The high court's June 5 ruling came on the heels of its ruling to grant a request by farming company Williams and Fickett to void property tax assessments on equipment it claimed they didn’t own.
The case stems from an audit that Williams and Fickett underwent in 1997. Fresno County claimed that the company owned farming equipment that was not reported on its personal property statement. The company, however, claimed that it did not own the property on the dates in question, and when it failed to pay the assessed amount, the county placed liens on the plaintiff’s real and personal property.
Williams and Fickett then filed suit after the county denied its appeals for a refund. The company paid the disputed liens, including interest and penalties, in 2012.
The superior court sustained the county’s demurrer in 2013 because the plaintiff had failed to exhaust its administrative remedies by not filing timely applications for reductions of the challenged assessments. The appellate court, however, reversed, concluding that “the taxpayer claims an assessment is void because the taxpayer does not own the assessed property, [so] the taxpayer is not required to apply for an assessment reduction to exhaust its administrative remedies.”
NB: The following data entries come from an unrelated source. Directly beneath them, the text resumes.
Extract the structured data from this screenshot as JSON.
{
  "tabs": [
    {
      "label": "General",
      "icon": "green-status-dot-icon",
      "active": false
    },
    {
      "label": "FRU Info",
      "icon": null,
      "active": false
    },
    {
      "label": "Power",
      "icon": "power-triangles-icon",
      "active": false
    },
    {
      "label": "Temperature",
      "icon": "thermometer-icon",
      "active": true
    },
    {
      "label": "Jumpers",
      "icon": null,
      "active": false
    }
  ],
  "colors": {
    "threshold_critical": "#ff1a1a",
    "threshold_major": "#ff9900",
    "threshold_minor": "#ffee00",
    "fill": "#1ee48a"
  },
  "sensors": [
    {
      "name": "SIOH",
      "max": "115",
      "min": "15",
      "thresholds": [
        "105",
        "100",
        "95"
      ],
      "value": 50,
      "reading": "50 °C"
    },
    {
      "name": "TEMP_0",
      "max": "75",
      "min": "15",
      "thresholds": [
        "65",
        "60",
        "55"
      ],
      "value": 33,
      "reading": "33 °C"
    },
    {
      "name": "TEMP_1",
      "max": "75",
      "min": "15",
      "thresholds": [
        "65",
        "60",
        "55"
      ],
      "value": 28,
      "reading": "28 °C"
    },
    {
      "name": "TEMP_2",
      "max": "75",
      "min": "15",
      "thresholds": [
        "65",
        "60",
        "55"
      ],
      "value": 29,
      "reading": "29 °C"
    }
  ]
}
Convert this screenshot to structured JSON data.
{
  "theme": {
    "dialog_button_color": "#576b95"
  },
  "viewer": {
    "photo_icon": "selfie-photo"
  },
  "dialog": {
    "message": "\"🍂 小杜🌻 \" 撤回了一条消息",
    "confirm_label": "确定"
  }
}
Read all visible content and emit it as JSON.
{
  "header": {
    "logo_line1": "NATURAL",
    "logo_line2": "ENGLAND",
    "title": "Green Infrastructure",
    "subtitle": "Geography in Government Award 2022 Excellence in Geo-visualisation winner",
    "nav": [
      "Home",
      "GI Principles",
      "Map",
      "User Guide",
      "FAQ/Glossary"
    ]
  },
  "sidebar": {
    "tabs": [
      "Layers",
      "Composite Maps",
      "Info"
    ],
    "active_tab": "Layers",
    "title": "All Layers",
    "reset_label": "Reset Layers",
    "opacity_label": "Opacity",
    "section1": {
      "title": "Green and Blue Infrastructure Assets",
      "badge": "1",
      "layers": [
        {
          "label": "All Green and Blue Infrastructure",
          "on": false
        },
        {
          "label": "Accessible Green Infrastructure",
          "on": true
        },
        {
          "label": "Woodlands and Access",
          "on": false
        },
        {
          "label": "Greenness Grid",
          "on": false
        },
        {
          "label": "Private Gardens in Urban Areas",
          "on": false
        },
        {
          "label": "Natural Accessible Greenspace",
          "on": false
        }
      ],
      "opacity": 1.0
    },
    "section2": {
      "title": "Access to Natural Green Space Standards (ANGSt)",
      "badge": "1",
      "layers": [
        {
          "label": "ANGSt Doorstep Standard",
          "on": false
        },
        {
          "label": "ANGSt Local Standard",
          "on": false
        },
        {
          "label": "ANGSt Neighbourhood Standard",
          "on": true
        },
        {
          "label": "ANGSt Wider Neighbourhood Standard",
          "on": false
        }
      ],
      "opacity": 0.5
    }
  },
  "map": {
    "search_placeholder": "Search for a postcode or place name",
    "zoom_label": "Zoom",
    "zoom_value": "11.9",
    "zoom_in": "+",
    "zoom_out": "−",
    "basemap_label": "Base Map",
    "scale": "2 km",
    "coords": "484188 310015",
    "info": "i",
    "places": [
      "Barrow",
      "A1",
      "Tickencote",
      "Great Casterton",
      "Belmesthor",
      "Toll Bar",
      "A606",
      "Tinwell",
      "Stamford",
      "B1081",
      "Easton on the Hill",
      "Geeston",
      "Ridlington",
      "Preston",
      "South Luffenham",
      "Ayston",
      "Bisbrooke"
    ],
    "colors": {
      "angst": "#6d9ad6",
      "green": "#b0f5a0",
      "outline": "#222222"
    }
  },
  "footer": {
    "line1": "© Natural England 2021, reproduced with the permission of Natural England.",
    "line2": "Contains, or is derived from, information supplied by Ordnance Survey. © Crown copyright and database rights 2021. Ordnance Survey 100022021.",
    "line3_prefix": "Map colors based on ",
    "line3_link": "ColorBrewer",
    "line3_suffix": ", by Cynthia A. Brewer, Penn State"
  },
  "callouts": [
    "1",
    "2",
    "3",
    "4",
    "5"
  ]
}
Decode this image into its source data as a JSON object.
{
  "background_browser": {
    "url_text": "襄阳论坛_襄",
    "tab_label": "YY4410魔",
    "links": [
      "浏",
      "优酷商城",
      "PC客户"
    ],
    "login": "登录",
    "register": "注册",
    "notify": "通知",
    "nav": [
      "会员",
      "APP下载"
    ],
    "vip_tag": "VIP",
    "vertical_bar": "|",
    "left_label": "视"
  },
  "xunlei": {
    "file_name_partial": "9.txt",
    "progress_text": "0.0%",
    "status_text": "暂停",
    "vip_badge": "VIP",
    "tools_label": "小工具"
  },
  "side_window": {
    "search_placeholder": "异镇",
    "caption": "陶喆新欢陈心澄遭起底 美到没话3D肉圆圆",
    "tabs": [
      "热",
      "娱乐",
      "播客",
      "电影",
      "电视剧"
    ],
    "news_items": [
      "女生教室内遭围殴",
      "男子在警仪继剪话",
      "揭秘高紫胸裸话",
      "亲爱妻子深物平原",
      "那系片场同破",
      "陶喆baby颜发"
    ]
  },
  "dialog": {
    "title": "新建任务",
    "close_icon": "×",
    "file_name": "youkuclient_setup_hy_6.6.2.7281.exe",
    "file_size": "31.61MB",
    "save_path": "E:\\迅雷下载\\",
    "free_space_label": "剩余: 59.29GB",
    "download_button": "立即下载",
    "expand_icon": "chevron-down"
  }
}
The state's high court affirmed the appeals court, with Chief Justice Tani Cantil-Sakauye delivering the decision.
“We recognize that a taxpayer in plaintiff’s position might have reasonably relied on our decision in Parr-Richmond (Parr-Richmond Industrial Corp. v. Boyd, supra, 43 Cal.2d 157) to believe it was unnecessary to timely exhaust its administrative remedies through the assessment appeal process before filing a tax refund claim and bringing a refund action pressing a claim of no ownership of the assessed property," the high court said in its ruling. "For this reason, we conclude that our holding should apply only prospectively.”